- **WORK INSTRUCTION**
Pull every line containing "emails" out of the listing below.

- **DATASET CONTENT**
_ _ _ _ _ _ _

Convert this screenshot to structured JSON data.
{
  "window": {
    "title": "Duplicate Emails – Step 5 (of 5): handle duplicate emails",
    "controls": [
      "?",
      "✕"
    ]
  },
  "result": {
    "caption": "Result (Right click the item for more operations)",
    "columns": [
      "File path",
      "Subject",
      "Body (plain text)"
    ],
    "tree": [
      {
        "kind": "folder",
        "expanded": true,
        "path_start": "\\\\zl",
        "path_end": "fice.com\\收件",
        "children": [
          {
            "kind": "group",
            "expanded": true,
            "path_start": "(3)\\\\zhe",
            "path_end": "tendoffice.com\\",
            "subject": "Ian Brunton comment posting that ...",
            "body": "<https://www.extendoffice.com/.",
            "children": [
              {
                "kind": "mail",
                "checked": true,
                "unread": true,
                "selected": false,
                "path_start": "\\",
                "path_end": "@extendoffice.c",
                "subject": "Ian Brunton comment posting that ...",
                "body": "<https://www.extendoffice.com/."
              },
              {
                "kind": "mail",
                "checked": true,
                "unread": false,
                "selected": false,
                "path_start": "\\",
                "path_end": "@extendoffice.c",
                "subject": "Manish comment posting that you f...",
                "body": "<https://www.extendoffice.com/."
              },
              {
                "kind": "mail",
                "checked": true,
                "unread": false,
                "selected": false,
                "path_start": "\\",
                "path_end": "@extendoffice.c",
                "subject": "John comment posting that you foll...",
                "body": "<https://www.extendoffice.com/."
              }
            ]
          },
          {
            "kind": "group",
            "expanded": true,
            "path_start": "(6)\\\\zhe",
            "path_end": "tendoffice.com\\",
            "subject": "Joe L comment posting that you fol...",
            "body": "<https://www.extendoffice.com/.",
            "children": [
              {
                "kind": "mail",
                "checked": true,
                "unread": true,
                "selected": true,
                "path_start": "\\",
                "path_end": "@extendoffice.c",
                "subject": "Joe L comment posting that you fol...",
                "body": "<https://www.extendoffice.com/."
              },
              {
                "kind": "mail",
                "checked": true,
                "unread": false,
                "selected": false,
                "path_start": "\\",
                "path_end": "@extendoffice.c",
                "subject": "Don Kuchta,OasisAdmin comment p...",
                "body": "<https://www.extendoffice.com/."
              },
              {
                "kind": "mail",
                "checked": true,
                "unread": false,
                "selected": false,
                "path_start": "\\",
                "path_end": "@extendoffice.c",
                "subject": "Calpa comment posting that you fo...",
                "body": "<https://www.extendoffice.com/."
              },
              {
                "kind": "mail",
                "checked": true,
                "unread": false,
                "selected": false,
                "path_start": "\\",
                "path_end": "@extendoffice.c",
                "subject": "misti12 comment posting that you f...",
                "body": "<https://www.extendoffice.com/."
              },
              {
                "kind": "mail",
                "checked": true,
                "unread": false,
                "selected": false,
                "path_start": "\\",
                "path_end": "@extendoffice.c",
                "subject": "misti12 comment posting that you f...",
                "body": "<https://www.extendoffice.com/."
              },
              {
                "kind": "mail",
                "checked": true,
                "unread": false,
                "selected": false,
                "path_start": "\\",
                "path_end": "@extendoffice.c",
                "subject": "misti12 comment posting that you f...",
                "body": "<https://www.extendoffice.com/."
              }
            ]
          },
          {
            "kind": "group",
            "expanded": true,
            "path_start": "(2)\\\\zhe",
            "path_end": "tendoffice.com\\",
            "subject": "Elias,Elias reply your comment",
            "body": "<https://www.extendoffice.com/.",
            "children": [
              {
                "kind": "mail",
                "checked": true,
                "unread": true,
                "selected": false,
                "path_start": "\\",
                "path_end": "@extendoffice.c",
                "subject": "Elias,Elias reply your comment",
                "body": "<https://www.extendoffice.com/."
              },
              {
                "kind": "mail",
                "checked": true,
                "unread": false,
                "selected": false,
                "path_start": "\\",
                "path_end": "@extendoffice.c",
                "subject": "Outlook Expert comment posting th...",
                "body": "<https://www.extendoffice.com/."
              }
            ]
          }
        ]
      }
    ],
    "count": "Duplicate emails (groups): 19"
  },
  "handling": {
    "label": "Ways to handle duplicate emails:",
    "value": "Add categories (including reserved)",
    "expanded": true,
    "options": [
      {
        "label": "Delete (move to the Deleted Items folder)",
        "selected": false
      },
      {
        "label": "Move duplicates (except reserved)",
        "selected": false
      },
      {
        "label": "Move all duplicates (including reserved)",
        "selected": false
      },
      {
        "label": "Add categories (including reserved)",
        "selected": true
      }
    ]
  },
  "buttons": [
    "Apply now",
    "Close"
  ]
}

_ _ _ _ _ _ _

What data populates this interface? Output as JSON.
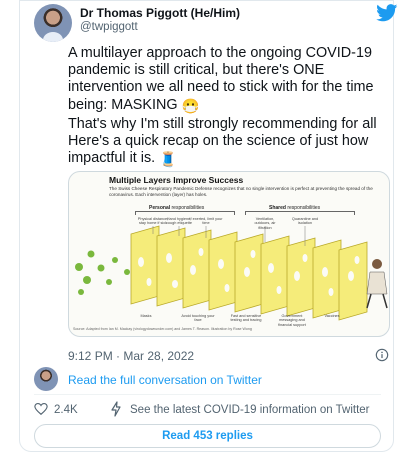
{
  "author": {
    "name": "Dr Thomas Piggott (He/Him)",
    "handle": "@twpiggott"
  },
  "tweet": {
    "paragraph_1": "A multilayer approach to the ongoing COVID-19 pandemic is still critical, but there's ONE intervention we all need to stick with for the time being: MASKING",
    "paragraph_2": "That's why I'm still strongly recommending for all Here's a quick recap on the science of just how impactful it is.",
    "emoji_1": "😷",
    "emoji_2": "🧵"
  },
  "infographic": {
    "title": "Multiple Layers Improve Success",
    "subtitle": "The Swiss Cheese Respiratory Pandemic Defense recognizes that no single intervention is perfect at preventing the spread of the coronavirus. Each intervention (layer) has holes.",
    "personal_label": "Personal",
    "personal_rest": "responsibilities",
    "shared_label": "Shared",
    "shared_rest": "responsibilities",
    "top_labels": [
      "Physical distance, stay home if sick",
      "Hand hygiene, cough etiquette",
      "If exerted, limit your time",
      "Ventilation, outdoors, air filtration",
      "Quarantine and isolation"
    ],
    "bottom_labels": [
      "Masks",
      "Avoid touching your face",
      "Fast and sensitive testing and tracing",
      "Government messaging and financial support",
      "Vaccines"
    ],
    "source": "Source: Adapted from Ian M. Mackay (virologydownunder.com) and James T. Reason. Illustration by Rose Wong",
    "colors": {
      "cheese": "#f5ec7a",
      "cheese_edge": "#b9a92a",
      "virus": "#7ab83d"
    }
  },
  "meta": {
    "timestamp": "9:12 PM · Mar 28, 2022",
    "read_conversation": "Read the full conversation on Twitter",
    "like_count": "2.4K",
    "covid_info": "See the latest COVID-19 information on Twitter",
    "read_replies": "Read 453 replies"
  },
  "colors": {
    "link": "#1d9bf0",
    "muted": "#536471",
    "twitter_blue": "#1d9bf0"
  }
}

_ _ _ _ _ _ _

- **OUTPUT OF THE TASK**
    "title": "Duplicate Emails – Step 5 (of 5): handle duplicate emails",
    "count": "Duplicate emails (groups): 19"
    "label": "Ways to handle duplicate emails:",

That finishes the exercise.